Every discipline has its crackpots: Stories of mathematics

Raymond Chen

I’m sure every discipline has its share of crackpots. I suspect the physicists get it the worst, starting with the old standbys of perpetual motion machines and faster-than-light travel, then tossing in quantum mechanics and nuclear physics, and stirring with large quantities of long rambling text that makes no sense. But my experience is with mathematics.

When I was in college, the mathematics department would post “interesting letters” onto the bulletin board. The ones I remember:

  • A claimed proof of Fermat’s Last Theorem by means of music theory. It started with 3² + 4² = 5², then somehow converted this into musical notation, transposed it into another key, and then concluded that the proof was complete. There were many “proofs” of Fermat’s Last Theorem on the bulletin board.
  • A letter from an inmate at a correctional facility who had developed a system for winning the lottery and merely needed a printout of all possible ways of choosing 6 numbers from a pool of 46.

A number theorist working on factorization explained to me that he would frequently receive “manuscripts” from people who claim to have found a high-speed algorithm for factoring large numbers. At first, he would take the time to study these manuscripts, and each time he would determine that the algorithm boiled down to trial division, often cleverly-disguised trial division, but trial division nevertheless. (Though when this was pointed out, the authors often rejected his analysis.) Eventually, he realized that he could separate the wheat from the chaff very easily by simply replying with the following message:

Thank you for your fascinating manuscript on the factorization of large numbers. There are some numbers that have been giving me difficulty of late. I would be most appreciative if you could use your technique to factor this one for me.

Upon which he would include a number whose factorization would take years on generally-available computational hardware at the current state of understanding. He never heard back from these people.

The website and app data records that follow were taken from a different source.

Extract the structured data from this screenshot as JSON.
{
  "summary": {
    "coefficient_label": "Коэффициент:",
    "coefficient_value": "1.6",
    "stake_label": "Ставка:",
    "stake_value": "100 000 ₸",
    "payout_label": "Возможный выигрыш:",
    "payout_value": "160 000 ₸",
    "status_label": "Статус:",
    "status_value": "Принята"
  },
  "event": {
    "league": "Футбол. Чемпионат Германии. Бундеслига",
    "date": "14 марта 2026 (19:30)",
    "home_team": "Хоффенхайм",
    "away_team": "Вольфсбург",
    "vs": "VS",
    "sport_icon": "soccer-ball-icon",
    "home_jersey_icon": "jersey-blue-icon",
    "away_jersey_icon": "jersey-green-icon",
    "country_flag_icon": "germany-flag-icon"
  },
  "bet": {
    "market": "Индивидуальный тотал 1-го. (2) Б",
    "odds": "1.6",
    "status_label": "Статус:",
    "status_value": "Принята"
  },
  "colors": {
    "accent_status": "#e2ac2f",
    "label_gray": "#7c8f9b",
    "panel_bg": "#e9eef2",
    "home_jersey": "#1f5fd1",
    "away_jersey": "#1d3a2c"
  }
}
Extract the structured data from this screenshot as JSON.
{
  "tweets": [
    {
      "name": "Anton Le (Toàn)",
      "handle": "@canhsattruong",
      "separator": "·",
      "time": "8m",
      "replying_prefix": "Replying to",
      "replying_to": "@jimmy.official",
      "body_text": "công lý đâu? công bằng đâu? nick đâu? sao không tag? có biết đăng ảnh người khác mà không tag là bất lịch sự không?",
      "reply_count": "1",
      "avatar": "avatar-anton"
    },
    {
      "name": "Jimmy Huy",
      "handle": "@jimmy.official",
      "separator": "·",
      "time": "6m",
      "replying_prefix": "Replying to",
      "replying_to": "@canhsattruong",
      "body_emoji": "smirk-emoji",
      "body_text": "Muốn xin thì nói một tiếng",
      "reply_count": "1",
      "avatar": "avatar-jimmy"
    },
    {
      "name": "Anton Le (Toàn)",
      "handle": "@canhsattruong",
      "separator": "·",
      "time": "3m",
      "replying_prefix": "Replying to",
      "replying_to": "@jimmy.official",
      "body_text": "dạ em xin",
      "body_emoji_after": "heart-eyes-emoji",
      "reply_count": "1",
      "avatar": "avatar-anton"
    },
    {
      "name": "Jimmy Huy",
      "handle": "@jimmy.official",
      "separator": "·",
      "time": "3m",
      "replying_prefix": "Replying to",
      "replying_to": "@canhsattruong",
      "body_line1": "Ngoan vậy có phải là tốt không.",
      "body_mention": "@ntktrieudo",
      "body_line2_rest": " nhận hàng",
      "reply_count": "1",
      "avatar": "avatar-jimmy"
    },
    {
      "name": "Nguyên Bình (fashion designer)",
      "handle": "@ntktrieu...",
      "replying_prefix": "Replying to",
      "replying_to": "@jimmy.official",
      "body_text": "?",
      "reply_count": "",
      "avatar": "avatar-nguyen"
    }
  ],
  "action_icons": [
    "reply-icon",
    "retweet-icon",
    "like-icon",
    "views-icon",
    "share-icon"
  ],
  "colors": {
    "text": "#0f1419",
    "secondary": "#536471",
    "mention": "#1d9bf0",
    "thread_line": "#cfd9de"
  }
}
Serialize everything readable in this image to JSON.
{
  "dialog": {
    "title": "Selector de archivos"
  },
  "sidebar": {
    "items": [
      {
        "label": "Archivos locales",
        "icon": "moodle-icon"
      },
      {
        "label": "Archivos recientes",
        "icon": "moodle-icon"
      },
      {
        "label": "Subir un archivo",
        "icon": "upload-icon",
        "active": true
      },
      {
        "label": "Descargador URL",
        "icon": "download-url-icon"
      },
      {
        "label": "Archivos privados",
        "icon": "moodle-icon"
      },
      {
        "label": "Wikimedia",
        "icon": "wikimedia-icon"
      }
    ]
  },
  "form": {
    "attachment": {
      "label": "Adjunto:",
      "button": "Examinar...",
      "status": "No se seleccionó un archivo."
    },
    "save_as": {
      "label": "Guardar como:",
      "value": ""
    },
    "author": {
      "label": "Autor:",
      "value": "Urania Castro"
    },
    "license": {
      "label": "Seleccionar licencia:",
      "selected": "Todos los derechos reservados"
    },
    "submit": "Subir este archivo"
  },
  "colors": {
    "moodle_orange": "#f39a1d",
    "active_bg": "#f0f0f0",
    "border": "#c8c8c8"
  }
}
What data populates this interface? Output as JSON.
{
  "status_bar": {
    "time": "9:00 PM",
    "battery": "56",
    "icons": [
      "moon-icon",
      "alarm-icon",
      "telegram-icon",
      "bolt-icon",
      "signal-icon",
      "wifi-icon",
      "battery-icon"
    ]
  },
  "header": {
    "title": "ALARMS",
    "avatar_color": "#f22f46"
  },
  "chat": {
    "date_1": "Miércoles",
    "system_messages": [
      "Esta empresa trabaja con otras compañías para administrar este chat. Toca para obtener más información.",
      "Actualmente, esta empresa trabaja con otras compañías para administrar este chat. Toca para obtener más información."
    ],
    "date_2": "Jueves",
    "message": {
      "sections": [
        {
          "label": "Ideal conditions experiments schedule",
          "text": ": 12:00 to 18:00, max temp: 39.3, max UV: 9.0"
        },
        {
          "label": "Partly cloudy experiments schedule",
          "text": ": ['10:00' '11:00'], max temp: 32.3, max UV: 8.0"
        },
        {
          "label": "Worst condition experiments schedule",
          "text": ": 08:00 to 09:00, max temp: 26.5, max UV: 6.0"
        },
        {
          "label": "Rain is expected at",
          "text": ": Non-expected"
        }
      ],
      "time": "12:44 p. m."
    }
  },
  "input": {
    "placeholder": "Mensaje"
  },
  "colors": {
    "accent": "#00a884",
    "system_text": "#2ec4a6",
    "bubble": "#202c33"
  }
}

Another of my professors told a story of one “correspondent” who was convinced that the speed of light could be overcome. (Yes, that’s actually a physics question, not a mathematics question, but it was sent to the math department anyway.) The professor started by trying to explain the principles of special relativity to his new pen-pal but quickly realized that wasn’t going to lead anywhere. The correspondence was quite pleasant; the other person was a retired gentleman who gardened and enjoyed going for walks when he wasn’t working on pushing the envelope of modern physics. At one point, the correspondent wrote back a multi-page letter consisting of crayon drawings that proved that the speed of light could be exceeded. It went something like this:

The first page consisted of a drawing of the earth with a little rocket ship in orbit around it.

Consider a rocket ship that circles the earth once a day. This rocket is travelling at 463.831019 meters per second.

Say what you will, but these people never suffer from the problem of too few significant digits.

Now imagine that each day, the time it takes to circle the earth SHRINKS IN HALF.

So that on the SECOND DAY it takes only twelve hours to circle the earth at a speed of 927.662037 METERS PER SECOND.

The rocket ship on the second day has a few extra zoom-lines on it.

By the THIRD DAY it takes only SIX HOURS to circle the earth at a speed of 1855.32407 METERS PER SECOND.

The rocket ship on the third day is going a little faster.

Each page consisted of a daily status report on our little rocket ship, illustrated in glorious crayon, each drawing more elaborate than the last. As the rocket ship goes faster and faster, the report on its speed gets bigger and bigger. I’ll skip ahead a bit.

  the rocket ship circles the earth in 164.794922 MILLISECONDS
at a speed of 243,181,037 METERS PER SECOND

Finally, the hammer falls:

the rocket ship circles the earth
  in only 82.3974609 MILLISECONDS
at a speed of 486,362,075 METERS PER SECOND.

The professor realized the jig was up. He wrote back, “Yes, it looks like you’ve done it.”